al-Sadr had previously threatened to stage a sit-in at the Green Zone, but as of this writing is not known to have made any overt calls to action to incite what followed. As protesters continued to arrive around the Green Zone, others began scaling the concrete blast walls which had been erected by the Americans during the occupation. Ropes were tied to the tops of the wall segments, which were pulled down by the crowd. Hundreds poured in through the gap as still more arrived in waves. The security forces did little if anything to stop the protesters, in many cases clearly standing aside and watching as people rushed past. The only time any force was used was when protesters attempted to scale the walls of the American embassy, at which point tear gas was deployed.
The mob focused its attention on the parliament building, which was being rapidly evacuated of MPs. An unfortunate few were either trapped inside the building or subjected to flying fists and insults from the crowd that smashed its way into the parliament building. As more and more people streamed into the building, many took to ransacking the facility and caused an as-yet undetermined amount of damage. Some government ministers fled to Baghdad International Airport, which was reportedly besieged by protesters to prevent said ministers from fleeing the country, although this has not been verified save for a few news sources.

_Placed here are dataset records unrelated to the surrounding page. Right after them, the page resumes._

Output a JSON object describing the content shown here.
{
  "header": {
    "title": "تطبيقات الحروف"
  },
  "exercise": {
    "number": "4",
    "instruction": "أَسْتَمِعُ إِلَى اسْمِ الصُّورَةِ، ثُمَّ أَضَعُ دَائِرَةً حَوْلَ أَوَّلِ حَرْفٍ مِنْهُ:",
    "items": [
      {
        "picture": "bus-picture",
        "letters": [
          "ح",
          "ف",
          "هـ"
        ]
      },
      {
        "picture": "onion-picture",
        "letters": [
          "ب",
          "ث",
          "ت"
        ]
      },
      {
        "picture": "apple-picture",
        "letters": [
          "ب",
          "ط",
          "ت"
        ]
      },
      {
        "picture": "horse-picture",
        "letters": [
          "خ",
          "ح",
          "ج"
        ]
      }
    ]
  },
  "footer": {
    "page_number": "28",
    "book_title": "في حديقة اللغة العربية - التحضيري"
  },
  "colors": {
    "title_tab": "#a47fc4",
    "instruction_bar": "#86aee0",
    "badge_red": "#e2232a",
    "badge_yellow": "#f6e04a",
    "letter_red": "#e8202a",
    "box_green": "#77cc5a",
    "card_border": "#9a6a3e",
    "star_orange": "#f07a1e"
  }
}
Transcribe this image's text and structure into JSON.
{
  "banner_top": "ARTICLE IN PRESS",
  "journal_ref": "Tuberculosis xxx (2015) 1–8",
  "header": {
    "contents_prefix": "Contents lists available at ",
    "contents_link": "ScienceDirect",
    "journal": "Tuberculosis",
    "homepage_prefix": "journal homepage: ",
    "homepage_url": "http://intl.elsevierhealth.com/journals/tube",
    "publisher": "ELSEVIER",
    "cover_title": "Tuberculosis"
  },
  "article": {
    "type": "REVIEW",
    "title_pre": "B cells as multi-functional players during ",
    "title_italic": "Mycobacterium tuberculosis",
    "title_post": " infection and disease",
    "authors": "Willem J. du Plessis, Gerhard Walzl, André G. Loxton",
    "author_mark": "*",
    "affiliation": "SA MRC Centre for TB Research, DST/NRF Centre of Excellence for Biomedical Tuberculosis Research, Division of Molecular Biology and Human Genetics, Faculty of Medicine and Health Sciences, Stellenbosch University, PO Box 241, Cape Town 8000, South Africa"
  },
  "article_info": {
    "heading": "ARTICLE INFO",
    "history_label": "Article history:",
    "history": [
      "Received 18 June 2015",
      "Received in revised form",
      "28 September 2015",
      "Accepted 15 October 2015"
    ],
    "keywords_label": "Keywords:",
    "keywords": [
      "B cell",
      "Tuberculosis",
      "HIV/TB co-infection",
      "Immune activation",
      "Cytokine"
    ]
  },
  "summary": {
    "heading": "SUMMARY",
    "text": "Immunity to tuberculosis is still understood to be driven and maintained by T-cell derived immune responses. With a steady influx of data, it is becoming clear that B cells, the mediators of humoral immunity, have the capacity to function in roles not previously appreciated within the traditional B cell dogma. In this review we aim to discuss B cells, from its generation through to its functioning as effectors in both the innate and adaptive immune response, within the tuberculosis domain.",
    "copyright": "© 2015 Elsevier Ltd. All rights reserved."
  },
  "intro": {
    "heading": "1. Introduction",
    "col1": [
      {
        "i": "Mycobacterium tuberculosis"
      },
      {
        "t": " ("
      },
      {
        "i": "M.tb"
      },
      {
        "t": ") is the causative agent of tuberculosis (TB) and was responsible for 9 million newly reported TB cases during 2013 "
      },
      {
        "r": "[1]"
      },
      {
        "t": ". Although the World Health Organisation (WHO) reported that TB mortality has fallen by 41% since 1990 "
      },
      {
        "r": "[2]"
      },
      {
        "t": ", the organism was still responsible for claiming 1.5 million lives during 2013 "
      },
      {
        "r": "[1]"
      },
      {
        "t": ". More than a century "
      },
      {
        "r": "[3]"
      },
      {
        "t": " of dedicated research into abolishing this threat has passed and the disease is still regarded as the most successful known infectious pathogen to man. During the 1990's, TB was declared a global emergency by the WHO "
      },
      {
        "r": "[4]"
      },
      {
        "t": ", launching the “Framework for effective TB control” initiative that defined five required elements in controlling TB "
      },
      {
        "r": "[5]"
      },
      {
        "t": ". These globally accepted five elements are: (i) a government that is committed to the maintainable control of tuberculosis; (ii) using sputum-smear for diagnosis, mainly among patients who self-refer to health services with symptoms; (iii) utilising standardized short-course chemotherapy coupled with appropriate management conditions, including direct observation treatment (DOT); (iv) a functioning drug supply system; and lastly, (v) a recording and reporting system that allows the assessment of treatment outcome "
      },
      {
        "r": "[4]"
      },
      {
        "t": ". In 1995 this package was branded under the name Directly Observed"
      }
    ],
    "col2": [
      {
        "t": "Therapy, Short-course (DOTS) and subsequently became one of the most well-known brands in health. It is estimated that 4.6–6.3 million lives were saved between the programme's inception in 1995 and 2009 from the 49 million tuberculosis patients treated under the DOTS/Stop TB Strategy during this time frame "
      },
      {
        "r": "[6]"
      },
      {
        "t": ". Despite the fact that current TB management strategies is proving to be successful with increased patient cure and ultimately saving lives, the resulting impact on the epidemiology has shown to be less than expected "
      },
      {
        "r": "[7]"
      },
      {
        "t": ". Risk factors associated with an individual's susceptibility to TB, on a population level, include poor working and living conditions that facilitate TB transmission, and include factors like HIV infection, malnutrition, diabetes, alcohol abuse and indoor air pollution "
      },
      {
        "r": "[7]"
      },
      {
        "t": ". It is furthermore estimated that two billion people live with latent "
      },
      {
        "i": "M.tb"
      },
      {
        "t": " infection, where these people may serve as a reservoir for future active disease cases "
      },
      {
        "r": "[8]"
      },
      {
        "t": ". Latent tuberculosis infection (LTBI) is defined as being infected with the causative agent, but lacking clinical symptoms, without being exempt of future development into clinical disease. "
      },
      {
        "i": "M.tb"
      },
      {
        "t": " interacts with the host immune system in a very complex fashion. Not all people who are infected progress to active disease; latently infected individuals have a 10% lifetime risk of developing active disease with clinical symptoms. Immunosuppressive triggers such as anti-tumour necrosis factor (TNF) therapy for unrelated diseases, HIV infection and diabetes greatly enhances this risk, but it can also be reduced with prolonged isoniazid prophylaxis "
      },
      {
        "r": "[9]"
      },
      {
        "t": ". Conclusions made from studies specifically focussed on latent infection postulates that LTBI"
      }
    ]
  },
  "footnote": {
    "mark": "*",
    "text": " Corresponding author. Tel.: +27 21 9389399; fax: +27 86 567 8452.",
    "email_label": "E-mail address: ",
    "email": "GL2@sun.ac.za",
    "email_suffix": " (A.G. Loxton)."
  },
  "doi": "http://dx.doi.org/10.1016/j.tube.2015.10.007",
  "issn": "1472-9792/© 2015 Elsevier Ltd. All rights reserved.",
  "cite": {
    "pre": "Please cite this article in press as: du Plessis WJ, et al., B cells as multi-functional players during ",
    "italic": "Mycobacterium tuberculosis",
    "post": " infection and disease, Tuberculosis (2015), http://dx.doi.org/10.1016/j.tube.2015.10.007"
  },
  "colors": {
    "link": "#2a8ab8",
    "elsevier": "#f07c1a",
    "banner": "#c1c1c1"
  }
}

As I mentioned previously, the lack of reform and accountability fed this protest-turned-riot. People are also frustrated with the military’s lack of progress against Daesh, and in particular with the increasingly-sectarian nature of the war. But above all else, corruption is the main complaint of the people, ranging from traffic cops charging extra to get out of tickets to military-sanctioned death squads patrolling the cities at night. Iraq is at an important crossroads, and its future is less sure than ever before. What happens in the next weeks may well determine the outcome of Iraq’s future for generations.